Background: The association between the circulating fatty acid (FA) composition and type 2 diabetes (T2D) has been reported in Western populations, but evidence is scarce among Asian populations, including Japanese, who consume large amounts of fish. Objective: The objective of the present study was to prospectively examine the association between circulating concentrations of individual FAs and T2D incidence among Japanese adults. Methods: We conducted a nested case-control study in a cohort of 4754 employees, aged 34-69 y, who attended a comprehensive health checkup in 2008-2009 and donated blood samples for the Hitachi Health Study. During 5 y of follow-up, diabetes was identified on the basis of plasma glucose, glycated hemoglobin, and self-report. Two controls matched to each case by sex, age, and date of checkup were randomly chosen by using density sampling, resulting in 336 cases and 678 controls with FA measurements. GC was used to measure the FA composition in serum phospholipids. Cox proportional hazards regression was used to estimate the HRs and 95% CIs after adjusting for potential confounders. We examined the association of T2D risk with 25 different individual and combinations of FAs. Results: T2D risk was positively associated with serum dihomo-γ-linoleic acid concentration (highest compared with the lowest quartile-HR: 1.49; 95% CI: 1.04, 2.11; P-trend = 0.02) and inversely associated with Δ5-desaturase activity (highest compared with the lowest quartile-HR: 0.72; 95% CI: 0.52, 0.99; P-trend = 0.02), independent of body mass index (BMI). There were also inverse associations between T2D risk with serum total n-6 (ω-6) polyunsaturated fatty acids (PUFAs), linoleic acid, and cis-vaccenic acid, but these were attenuated and became nonsignificant after adjustment for BMI. Serum n-3 (ω-3) PUFAs and saturated fatty acids (SFAs) were not associated with T2D risk. Conclusions: T2D risk was associated with circulating concentrations of the n-6 PUFA dihomo-γ-linoleic acid and Δ5-desaturase activity but not with n-3 PUFA or SFA concentrations in Japanese adults.
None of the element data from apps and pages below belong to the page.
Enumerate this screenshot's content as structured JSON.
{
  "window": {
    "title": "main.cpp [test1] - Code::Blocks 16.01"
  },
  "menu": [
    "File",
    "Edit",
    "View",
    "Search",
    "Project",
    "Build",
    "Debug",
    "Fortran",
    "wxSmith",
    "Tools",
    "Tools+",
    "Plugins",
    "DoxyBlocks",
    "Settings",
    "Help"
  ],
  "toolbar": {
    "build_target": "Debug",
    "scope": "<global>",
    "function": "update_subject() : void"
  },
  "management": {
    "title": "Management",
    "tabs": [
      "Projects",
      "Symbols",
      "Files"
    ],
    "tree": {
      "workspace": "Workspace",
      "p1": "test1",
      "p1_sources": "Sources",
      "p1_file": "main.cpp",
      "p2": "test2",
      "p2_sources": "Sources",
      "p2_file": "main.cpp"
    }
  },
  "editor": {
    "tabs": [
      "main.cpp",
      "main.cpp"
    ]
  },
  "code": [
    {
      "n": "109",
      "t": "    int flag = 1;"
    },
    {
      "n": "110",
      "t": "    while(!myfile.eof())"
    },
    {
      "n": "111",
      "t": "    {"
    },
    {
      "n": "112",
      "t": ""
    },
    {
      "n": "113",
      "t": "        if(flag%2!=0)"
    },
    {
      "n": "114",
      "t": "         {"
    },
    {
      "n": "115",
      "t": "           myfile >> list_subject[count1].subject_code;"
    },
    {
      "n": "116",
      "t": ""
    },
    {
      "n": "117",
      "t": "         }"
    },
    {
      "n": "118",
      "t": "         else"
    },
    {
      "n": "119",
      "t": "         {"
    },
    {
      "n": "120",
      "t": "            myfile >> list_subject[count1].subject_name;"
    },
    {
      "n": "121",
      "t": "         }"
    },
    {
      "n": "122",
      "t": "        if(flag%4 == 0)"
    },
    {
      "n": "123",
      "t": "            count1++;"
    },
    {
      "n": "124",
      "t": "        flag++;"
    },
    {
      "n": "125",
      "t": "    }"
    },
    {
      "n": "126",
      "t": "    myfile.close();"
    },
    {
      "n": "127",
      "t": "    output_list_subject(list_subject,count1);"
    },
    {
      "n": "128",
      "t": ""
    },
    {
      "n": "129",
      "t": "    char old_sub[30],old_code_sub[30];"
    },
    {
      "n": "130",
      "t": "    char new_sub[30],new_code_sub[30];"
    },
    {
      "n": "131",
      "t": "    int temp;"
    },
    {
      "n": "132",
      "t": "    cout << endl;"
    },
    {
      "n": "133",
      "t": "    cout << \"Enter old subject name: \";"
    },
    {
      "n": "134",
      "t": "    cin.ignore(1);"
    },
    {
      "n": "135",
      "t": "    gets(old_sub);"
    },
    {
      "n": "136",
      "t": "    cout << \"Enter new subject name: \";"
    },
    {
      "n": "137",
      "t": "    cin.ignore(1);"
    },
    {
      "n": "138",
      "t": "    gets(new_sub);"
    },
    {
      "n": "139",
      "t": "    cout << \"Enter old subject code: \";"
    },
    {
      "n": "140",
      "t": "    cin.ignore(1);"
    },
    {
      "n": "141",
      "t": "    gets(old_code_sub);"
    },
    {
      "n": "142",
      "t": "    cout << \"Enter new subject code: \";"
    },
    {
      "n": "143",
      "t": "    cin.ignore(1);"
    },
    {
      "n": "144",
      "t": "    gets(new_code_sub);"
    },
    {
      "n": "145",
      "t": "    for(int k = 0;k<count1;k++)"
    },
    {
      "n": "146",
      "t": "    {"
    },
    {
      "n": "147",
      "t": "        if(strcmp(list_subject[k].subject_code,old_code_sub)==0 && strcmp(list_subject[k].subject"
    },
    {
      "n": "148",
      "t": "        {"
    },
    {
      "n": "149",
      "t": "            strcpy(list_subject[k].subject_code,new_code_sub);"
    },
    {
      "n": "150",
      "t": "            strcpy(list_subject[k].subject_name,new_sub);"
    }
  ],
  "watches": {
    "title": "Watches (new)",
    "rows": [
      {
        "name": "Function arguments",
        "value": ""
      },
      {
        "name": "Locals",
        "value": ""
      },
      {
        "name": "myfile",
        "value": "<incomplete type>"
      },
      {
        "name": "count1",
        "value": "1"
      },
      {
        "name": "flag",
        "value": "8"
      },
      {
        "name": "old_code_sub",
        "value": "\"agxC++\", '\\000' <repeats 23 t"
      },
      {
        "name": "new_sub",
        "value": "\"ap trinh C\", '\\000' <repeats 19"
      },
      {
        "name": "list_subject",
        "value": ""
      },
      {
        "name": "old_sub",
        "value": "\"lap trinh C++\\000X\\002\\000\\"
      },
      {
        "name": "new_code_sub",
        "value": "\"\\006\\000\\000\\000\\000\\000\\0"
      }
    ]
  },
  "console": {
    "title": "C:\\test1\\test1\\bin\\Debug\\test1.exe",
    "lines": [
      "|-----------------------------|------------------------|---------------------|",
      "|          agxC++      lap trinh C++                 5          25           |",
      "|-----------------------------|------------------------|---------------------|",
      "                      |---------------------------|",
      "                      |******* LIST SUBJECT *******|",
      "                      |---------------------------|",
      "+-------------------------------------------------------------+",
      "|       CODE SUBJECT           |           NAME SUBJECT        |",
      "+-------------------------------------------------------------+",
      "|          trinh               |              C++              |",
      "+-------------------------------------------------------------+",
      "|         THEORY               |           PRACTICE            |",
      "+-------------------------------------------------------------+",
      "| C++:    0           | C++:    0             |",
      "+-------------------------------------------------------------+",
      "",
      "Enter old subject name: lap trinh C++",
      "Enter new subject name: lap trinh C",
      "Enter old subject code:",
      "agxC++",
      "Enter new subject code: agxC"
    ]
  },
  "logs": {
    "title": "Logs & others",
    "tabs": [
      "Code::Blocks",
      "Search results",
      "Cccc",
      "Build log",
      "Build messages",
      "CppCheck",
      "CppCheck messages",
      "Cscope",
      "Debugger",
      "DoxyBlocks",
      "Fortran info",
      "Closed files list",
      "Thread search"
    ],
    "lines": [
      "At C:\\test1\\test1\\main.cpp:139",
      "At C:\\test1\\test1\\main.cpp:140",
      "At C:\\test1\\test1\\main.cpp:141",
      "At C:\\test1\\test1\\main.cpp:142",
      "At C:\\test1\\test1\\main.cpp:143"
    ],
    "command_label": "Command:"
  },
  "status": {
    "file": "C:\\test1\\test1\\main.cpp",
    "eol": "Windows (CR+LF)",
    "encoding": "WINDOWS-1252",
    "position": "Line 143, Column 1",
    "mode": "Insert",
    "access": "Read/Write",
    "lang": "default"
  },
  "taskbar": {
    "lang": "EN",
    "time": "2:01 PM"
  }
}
All Science Journal Classification (ASJC) codes
- Medicine (miscellaneous)
- Nutrition and Dietetics